_Dataset_:
§ §
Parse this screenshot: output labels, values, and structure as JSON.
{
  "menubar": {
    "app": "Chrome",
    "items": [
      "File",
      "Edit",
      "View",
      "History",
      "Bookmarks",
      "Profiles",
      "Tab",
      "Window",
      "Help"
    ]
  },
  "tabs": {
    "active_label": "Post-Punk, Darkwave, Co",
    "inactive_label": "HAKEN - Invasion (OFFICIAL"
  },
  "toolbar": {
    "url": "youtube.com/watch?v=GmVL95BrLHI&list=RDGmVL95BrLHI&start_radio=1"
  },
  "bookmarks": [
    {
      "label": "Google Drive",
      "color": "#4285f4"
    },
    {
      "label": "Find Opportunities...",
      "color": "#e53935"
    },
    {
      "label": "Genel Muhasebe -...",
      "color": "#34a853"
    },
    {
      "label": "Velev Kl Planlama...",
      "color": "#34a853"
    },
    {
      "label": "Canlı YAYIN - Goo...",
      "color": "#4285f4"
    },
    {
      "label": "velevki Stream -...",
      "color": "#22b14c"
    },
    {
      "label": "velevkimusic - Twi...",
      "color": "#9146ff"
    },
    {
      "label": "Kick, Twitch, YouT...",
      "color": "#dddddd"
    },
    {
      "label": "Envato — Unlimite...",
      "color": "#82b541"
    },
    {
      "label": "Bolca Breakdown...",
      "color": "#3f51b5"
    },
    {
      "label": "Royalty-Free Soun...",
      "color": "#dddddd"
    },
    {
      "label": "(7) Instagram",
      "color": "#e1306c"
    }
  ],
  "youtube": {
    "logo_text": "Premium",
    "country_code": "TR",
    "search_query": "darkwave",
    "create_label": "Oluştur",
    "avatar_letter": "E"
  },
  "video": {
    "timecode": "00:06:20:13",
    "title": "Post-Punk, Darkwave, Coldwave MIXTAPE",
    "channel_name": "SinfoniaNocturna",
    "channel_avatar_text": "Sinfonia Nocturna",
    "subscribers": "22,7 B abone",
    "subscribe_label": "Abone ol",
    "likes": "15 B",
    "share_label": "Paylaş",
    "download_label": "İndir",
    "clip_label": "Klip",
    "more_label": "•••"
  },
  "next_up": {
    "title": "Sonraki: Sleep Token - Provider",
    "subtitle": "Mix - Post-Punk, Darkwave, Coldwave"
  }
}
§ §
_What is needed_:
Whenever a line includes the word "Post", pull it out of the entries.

_Solution for this task_:
    "active_label": "Post-Punk, Darkwave, Co",
    "title": "Post-Punk, Darkwave, Coldwave MIXTAPE",
    "subtitle": "Mix - Post-Punk, Darkwave, Coldwave"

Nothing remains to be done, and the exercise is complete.